The Future We Choose: Surviving the Climate Crisis by Cristiana Figueres and Tom Rivett-Carnac (Bonnier, 2020) — Cristiana Figueres headed the UNFCC at the time of the Paris Agreement and is widely regarded as one of the most effective climate diplomats ever. Here she and a colleague look at the world we’re creating and the world we must create to survive, and explore how we get to the mindsets that inform and enable the latter.
There is no Planet B: A Handbook for the Make or Break Years by Mike Berners-Lee (CUP, 2019) — Mike Berners-Lee’s books manage to take big issues, presents the questions surrounding them and offer possible ways towards positive change … in a very light-touch Q and A format. A terrific introduction.

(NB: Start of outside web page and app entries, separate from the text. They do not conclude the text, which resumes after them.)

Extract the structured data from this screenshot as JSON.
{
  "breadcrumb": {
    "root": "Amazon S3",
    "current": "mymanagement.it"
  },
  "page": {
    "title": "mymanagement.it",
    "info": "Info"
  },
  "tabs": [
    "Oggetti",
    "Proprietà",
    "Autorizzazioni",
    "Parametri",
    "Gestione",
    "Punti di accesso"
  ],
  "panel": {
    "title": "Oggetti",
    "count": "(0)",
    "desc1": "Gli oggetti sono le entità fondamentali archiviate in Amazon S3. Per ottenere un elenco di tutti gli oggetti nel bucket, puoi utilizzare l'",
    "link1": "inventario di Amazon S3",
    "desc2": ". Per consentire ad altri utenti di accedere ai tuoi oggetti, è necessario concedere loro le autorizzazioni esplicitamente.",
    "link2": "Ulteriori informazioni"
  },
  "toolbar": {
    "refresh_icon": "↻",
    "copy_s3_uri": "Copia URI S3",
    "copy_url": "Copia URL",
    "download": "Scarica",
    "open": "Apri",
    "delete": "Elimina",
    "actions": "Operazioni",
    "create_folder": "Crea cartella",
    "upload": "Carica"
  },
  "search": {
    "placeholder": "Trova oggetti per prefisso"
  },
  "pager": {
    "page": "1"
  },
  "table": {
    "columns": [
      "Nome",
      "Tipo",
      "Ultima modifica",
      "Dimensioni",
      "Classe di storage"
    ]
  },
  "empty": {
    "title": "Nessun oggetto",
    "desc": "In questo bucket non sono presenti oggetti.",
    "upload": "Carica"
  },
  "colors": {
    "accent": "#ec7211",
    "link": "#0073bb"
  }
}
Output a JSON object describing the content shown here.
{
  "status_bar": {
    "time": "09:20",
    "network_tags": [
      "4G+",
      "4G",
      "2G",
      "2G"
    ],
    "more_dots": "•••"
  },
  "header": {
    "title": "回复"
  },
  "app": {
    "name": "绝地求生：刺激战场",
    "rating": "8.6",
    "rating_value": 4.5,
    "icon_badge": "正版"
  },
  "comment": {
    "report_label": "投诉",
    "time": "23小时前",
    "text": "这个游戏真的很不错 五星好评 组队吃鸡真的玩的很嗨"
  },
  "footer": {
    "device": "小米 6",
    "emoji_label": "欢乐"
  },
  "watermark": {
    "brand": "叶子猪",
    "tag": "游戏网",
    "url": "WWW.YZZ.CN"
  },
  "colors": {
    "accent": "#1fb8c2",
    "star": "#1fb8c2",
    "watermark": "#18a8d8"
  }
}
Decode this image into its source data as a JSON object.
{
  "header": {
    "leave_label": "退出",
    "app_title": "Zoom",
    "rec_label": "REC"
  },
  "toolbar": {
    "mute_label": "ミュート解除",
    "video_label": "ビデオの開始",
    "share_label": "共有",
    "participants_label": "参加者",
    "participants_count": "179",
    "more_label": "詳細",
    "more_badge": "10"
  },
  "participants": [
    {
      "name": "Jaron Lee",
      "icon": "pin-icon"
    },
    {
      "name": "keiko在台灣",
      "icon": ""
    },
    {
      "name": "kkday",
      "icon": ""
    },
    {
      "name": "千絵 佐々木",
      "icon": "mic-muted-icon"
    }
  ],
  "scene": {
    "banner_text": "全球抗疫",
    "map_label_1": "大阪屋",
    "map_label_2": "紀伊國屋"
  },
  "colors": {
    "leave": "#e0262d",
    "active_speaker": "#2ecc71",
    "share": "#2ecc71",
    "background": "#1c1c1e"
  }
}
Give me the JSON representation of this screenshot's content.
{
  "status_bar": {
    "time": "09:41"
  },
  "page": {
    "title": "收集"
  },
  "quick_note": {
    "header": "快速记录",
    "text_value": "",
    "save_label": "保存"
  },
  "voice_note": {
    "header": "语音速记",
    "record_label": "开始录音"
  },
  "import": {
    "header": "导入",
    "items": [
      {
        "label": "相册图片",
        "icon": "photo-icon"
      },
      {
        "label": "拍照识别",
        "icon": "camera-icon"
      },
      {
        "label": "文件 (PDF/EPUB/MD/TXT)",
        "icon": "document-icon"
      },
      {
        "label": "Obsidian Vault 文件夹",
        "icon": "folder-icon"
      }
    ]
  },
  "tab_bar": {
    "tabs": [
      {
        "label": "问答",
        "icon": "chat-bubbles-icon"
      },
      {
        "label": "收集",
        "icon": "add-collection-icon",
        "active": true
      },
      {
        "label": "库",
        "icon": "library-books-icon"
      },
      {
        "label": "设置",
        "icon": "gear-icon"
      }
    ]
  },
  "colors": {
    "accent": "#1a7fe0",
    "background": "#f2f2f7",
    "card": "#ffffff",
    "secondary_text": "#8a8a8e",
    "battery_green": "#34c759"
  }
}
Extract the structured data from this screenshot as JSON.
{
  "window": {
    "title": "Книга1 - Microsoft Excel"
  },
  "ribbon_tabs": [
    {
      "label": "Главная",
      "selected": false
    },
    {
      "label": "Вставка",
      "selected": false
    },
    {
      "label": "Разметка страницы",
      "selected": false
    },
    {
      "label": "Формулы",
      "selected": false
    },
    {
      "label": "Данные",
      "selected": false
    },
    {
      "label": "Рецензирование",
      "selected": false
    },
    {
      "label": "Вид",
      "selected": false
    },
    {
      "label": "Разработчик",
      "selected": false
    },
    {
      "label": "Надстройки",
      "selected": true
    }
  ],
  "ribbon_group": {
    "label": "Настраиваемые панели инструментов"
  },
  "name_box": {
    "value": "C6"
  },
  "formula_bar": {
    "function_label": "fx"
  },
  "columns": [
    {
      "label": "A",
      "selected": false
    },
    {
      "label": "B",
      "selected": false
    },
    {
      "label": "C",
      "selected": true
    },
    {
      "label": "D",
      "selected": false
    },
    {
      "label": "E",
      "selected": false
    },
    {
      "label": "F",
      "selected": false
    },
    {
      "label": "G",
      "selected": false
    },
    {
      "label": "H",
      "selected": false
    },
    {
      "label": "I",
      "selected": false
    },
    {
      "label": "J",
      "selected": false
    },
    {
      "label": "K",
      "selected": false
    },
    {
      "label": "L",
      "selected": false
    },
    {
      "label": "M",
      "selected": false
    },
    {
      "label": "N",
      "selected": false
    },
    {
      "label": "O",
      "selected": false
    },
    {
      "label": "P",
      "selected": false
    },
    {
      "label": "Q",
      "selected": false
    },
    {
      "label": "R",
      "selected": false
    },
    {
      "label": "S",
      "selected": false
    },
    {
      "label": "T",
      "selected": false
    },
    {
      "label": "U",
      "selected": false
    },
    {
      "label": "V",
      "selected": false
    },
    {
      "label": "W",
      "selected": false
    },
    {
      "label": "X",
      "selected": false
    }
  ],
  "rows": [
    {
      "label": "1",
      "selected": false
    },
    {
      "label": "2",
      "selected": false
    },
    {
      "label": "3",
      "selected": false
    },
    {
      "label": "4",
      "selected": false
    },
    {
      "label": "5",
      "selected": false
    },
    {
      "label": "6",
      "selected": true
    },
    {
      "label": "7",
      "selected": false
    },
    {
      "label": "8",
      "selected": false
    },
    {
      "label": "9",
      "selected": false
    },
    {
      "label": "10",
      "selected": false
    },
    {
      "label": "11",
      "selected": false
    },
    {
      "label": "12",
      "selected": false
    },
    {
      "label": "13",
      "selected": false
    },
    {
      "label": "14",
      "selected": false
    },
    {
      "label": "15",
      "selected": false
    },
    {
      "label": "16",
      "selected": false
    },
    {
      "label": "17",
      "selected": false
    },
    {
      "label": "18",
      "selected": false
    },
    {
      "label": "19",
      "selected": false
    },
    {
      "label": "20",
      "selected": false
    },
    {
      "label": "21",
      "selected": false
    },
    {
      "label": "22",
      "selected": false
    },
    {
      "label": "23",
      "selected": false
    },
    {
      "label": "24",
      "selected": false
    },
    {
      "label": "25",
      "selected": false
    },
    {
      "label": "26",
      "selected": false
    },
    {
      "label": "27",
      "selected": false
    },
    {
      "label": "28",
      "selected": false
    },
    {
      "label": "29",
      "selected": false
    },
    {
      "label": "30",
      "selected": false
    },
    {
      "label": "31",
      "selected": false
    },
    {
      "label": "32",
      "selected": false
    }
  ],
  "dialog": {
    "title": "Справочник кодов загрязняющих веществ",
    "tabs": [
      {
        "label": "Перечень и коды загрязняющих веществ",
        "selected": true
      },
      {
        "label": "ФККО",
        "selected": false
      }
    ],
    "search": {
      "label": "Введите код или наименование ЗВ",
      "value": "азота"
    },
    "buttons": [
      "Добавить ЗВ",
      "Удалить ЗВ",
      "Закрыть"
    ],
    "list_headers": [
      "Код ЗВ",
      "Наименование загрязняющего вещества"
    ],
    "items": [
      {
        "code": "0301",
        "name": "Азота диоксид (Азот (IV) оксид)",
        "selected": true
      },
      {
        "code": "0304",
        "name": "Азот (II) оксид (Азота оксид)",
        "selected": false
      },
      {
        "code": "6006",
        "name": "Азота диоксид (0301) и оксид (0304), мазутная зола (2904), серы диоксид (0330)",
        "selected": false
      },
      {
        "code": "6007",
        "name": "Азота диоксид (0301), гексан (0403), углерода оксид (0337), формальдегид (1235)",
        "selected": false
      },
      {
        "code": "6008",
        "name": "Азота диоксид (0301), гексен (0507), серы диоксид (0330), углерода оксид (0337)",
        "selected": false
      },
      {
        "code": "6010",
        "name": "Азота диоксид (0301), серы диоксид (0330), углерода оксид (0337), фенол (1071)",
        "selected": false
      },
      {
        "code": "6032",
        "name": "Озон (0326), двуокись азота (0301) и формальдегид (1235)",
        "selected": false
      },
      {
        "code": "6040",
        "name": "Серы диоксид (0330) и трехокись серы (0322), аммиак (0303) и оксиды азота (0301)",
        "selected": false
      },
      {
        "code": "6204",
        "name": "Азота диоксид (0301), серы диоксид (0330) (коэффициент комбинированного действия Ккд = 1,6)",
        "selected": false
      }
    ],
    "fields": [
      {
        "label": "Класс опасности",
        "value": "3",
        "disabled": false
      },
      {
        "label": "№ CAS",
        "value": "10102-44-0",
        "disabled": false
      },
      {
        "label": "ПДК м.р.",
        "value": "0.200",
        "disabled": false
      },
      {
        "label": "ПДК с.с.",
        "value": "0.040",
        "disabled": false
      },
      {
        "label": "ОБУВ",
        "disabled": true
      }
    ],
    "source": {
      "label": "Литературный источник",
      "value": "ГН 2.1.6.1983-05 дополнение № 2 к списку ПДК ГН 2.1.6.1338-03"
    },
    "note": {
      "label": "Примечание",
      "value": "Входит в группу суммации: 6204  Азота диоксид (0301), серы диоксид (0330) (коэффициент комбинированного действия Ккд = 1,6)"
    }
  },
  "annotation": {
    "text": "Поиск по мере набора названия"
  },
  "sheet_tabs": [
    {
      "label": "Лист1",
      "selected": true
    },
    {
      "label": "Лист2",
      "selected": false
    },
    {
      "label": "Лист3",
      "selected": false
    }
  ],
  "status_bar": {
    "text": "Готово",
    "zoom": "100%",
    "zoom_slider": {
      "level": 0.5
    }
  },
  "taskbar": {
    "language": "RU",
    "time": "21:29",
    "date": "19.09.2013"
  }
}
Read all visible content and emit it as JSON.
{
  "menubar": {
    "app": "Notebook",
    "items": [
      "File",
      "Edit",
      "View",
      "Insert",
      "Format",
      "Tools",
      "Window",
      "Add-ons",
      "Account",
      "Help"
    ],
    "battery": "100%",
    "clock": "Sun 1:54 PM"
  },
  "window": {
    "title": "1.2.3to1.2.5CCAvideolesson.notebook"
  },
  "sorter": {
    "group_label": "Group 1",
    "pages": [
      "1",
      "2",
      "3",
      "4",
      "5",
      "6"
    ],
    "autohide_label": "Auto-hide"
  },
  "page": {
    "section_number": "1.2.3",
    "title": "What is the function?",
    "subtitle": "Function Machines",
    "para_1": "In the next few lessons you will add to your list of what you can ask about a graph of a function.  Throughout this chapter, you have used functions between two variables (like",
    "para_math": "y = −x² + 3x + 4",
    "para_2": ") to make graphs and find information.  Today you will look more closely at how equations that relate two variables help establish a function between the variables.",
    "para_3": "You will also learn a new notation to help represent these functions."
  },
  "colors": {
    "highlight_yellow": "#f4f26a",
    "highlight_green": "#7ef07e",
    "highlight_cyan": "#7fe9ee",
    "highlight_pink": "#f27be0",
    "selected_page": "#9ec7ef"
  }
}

Don’t Even Think About It: Why Our Brains Are Wired to Ignore Climate Change by George Marshall (Bloomsbury, 2015) — Scientists long felt that if people just had more information, they would act differently. But having more information isn’t all it takes. George Marshall’s fascinating book draws on the social sciences to explain why our brains find it hard to respond to climate change as it’s currently framed … and what we might do to increase the possibility of change.
The Uninhabitable Earth: A Story of the Future by David Wallace Wells (Penguin, 2019) (also available free in its original article format) —This started off as a famous – and controversial – magazine piece. For some, it’s a clarion call, making clear the stakes of the climate emergency. For others, it’s overwhelming and perhaps not the best spur to action. Take a look – and make up your own mind